March 4, 2006

Bush hit by bouncer and fooled by googly in Pakistan

ISLAMABAD (Reuters) - After all the security concerns
surrounding President George W. Bush's visit to Pakistan on
Saturday, he was first hit by a bouncer then fooled by a

But there was no call for worry, it all happened when Bush
tried his hand at cricket -- a hugely popular sport in parts of
the old British Empire, and nowhere more so than in South Asia.

Bush, an avid baseball fan, batted and bowled several times
on a practice cricket pitch set up in the grounds of the U.S.
embassy in the capital of cricket-mad Pakistan.

Students from the Islamabad College for Boys and the
private school Schola Nova, who included girls, looked on.

He got a quick lesson on how to hold the bat from Shaharyar
Khan, chairman of the Pakistan Cricket Board.
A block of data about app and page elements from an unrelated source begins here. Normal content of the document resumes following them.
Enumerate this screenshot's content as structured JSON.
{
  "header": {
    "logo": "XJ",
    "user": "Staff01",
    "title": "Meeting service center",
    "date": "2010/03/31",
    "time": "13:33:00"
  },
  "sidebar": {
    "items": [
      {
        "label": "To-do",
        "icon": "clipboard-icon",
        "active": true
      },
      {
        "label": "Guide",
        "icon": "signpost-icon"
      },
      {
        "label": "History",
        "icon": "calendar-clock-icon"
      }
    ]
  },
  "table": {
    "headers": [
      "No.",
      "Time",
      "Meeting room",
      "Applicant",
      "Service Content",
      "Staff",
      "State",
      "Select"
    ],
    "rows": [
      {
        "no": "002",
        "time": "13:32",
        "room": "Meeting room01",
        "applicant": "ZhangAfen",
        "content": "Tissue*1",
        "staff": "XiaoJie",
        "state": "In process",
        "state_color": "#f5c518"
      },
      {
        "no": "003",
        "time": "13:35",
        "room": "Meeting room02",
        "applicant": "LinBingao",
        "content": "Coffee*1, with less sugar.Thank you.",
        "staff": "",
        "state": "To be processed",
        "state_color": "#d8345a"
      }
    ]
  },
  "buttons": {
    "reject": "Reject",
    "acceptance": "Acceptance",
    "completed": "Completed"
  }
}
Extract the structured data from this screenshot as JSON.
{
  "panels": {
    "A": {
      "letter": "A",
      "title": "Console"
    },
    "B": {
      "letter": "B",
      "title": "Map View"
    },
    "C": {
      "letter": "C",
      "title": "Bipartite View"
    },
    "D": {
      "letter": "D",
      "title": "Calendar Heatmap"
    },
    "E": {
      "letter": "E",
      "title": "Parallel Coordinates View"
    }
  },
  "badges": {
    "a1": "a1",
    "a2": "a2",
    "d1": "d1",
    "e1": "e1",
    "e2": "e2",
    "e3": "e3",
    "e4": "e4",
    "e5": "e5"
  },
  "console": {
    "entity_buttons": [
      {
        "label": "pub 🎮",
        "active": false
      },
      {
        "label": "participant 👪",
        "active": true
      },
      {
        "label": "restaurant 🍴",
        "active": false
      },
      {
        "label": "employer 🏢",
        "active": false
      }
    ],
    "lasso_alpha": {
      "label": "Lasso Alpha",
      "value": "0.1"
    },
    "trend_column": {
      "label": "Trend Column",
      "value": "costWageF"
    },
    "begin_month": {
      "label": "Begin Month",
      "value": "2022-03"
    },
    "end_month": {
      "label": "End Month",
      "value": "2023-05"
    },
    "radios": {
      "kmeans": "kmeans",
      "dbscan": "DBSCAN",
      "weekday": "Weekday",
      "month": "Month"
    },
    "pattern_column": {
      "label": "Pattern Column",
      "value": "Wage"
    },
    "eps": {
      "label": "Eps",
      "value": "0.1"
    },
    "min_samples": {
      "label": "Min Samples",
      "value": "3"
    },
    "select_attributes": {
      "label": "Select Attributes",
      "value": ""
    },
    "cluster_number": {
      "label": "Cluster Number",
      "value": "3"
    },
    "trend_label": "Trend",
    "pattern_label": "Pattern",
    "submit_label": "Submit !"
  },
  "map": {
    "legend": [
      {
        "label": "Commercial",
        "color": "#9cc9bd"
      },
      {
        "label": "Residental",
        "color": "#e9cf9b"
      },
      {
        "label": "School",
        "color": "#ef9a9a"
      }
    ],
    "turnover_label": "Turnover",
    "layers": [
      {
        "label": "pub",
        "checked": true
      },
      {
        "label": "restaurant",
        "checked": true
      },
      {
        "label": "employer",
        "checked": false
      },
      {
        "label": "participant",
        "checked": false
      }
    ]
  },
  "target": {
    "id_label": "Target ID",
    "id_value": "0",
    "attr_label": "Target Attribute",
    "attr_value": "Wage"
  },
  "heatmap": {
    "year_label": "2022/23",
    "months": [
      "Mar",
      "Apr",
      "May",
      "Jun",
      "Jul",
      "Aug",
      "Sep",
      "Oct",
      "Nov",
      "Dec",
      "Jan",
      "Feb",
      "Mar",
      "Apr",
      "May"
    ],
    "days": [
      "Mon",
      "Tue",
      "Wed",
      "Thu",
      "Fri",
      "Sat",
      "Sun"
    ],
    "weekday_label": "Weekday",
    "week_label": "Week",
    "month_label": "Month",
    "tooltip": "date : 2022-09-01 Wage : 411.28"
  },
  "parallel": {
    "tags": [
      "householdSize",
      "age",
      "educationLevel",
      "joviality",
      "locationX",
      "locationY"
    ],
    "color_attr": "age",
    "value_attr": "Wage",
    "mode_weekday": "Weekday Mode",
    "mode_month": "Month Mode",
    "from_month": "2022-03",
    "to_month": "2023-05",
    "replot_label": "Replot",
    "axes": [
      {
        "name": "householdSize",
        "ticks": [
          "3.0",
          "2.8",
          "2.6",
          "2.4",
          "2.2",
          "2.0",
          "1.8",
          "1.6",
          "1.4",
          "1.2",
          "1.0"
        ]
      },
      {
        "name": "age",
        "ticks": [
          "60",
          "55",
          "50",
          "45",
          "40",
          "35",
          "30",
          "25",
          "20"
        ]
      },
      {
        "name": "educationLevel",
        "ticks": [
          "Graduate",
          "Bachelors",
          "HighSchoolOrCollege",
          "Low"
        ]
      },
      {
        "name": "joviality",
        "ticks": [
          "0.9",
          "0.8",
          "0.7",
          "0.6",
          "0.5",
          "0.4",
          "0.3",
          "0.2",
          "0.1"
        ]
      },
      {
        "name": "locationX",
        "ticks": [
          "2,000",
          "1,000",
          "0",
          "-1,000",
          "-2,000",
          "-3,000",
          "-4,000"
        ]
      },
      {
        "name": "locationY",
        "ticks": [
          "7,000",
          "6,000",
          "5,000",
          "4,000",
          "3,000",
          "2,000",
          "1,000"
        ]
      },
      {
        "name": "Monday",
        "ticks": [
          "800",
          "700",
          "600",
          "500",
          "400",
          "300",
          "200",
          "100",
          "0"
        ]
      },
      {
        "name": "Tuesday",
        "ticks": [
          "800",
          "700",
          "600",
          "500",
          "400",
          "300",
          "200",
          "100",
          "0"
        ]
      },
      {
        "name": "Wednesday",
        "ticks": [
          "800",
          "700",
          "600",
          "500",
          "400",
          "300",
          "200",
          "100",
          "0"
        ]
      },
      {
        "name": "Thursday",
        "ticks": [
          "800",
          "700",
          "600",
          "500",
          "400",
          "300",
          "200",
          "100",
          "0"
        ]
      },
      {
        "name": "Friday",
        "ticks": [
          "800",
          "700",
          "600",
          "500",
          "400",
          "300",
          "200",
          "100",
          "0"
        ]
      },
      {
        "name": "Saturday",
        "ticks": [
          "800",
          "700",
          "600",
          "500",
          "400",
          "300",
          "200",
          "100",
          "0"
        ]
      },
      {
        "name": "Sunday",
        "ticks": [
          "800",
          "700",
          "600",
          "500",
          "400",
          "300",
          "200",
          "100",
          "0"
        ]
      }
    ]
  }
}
"He's telling me the difference between baseball and
cricket," said Bush, a former owner of a Texas baseball team.

Then the president was coached while batting at the wicket
by Salman Butt, a member of Pakistan's cricket team, with
Inzamam-ul-Haq, the team captain, nearby to also lend his

Bush needed some help.

One ball pitched short, a bouncer in cricket terminology,
kicked up off the turf to strike the president on the shoulder.

Luckily, he was playing with tennis balls, much softer than
rock-hard cricket balls.

Bush was bamboozled again.

"I was fooled by a googly," he joked later at a state
dinner on Saturday evening.

The googly is a ball bowled across the batter, but which
turns back in toward him after it bounces.

Bush saved the best until last, walloping the ball high
into some trees.

"Not bad for a first time," one boy said.

Bush, in Pakistan on the last leg of a tour of South Asia,
was modest about his cricket debut.

"Haven't quite got the skills yet," said Bush, the sleeves
on his blue shirt rolled up.

Pakistan's most famous-ever cricketer, former
captain-turned-politician Imran Khan, spent Saturday confined
to his home where authorities detained him to thwart his plan
to lead a march to protest against Bush's visit.